Step 5: Paint, Stain, or Leave Plain

It’s best to leave the inside of the birdhouse as raw wood, but you can stain or paint the outside if you’d like. We left ours natural.

cedar birdhouse painted or stained

Step 6: Find a Location

You can place your birdhouse near any spot that you think a bird might like. I found a lot of great ideas for Logan (he kept our finished product) at Birdhouses 101.

Step 7: Mount

Because the back piece extends above the rest of the birdhouse, you can use this area to secure the birdhouse to your location using wire, nails, or screws. Just go straight through the back (above the roof) and into your mount. Sides of houses, fence rails, and free-standing poles are suitable sites, but be wary of trees—they give squirrels easy access.  

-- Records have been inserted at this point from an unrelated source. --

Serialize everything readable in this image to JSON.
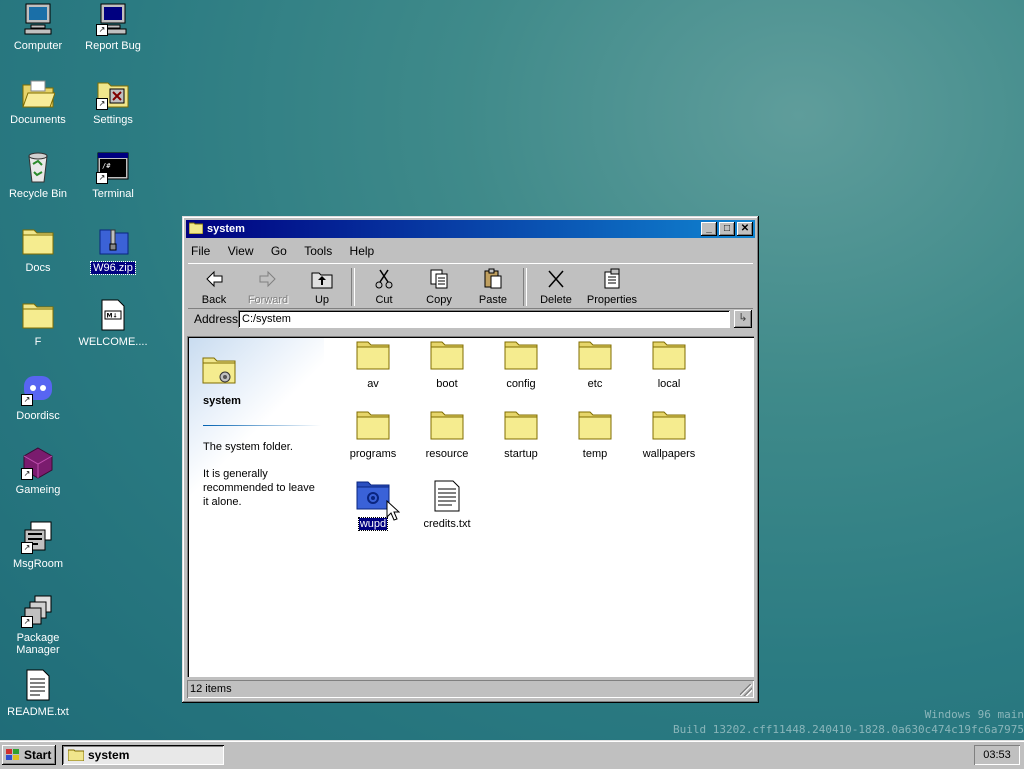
{
  "desktop": {
    "icons": [
      {
        "label": "Computer"
      },
      {
        "label": "Report Bug"
      },
      {
        "label": "Documents"
      },
      {
        "label": "Settings"
      },
      {
        "label": "Recycle Bin"
      },
      {
        "label": "Terminal"
      },
      {
        "label": "Docs"
      },
      {
        "label": "W96.zip",
        "selected": true
      },
      {
        "label": "F"
      },
      {
        "label": "WELCOME...."
      },
      {
        "label": "Doordisc"
      },
      {
        "label": "Gameing"
      },
      {
        "label": "MsgRoom"
      },
      {
        "label": "Package Manager"
      },
      {
        "label": "README.txt"
      }
    ],
    "build_line1": "Windows 96 main",
    "build_line2": "Build 13202.cff11448.240410-1828.0a630c474c19fc6a7975"
  },
  "window": {
    "title": "system",
    "menu": [
      "File",
      "View",
      "Go",
      "Tools",
      "Help"
    ],
    "toolbar": {
      "back": "Back",
      "forward": "Forward",
      "up": "Up",
      "cut": "Cut",
      "copy": "Copy",
      "paste": "Paste",
      "delete": "Delete",
      "properties": "Properties"
    },
    "address_label": "Address",
    "address_value": "C:/system",
    "panel": {
      "title": "system",
      "desc1": "The system folder.",
      "desc2": "It is generally recommended to leave it alone."
    },
    "files": [
      {
        "name": "av",
        "type": "folder"
      },
      {
        "name": "boot",
        "type": "folder"
      },
      {
        "name": "config",
        "type": "folder"
      },
      {
        "name": "etc",
        "type": "folder"
      },
      {
        "name": "local",
        "type": "folder"
      },
      {
        "name": "programs",
        "type": "folder"
      },
      {
        "name": "resource",
        "type": "folder"
      },
      {
        "name": "startup",
        "type": "folder"
      },
      {
        "name": "temp",
        "type": "folder"
      },
      {
        "name": "wallpapers",
        "type": "folder"
      },
      {
        "name": "wupd",
        "type": "special-folder",
        "selected": true
      },
      {
        "name": "credits.txt",
        "type": "text-file"
      }
    ],
    "status": "12 items"
  },
  "taskbar": {
    "start_label": "Start",
    "task_label": "system",
    "clock": "03:53"
  },
  "colors": {
    "titlebar_start": "#000080",
    "titlebar_end": "#1084d0",
    "folder": "#f0e68c",
    "desktop": "#2b7b82"
  }
}
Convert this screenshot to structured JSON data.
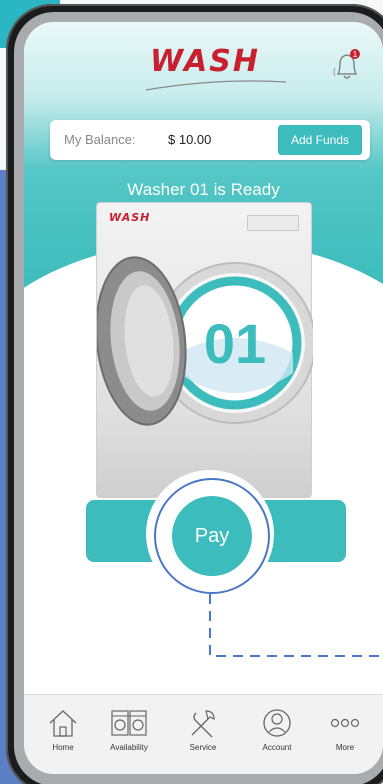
{
  "header": {
    "logo_text": "WASH",
    "notification_badge": "1"
  },
  "balance": {
    "label": "My Balance:",
    "value": "$ 10.00",
    "add_funds_label": "Add Funds"
  },
  "status": {
    "title": "Washer 01 is Ready",
    "machine_brand": "WASH",
    "machine_number": "01"
  },
  "actions": {
    "pay_label": "Pay"
  },
  "tabbar": {
    "items": [
      {
        "label": "Home",
        "icon": "home-icon"
      },
      {
        "label": "Availability",
        "icon": "washer-icon"
      },
      {
        "label": "Service",
        "icon": "tools-icon"
      },
      {
        "label": "Account",
        "icon": "user-icon"
      },
      {
        "label": "More",
        "icon": "more-icon"
      }
    ]
  },
  "colors": {
    "accent": "#3cbcbc",
    "brand": "#c8202e",
    "highlight": "#4a78c8"
  }
}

Birdhouses offer a safe, secure place for birds to build their nests. I found a baby bird in my yard that had fallen out of its nest. The whole thing about birds not touching their babies after they’ve been touched by (and smell of) humans is a myth, but before I went to help it, I did some research. Apparently, if you find a baby bird that appears to have fallen out of its nest and it’s cute and fluffy and can hop, you should leave it alone. In those instances, it’s a fledgling—and falling is part of the process of leaving the nest, which means the bird is fine. If you find a baby bird that’s a little rough around the edges and can’t hop, then it’s fallen out by accident—and you can, in fact, put it back. 

The nest the bird fell from was built between two posts in our trellis, and had dislodged and was hanging sideways. I went to right the nest and put the fallen bird back when I realized there may be more baby birds, and sure enough, when I peeked into the still-sideways nest, I saw two of them clinging on for dear life. I got a ladder and a piece of ¼” plywood I had on hand, and slid it under the nest, careful not to disturb the little birds inside. Now, the nest is sitting safely upright on a piece of plywood between two posts, the three little birds are back together, and the mom is happily flying to and from their home! 

how to build a diy cedar birdhouse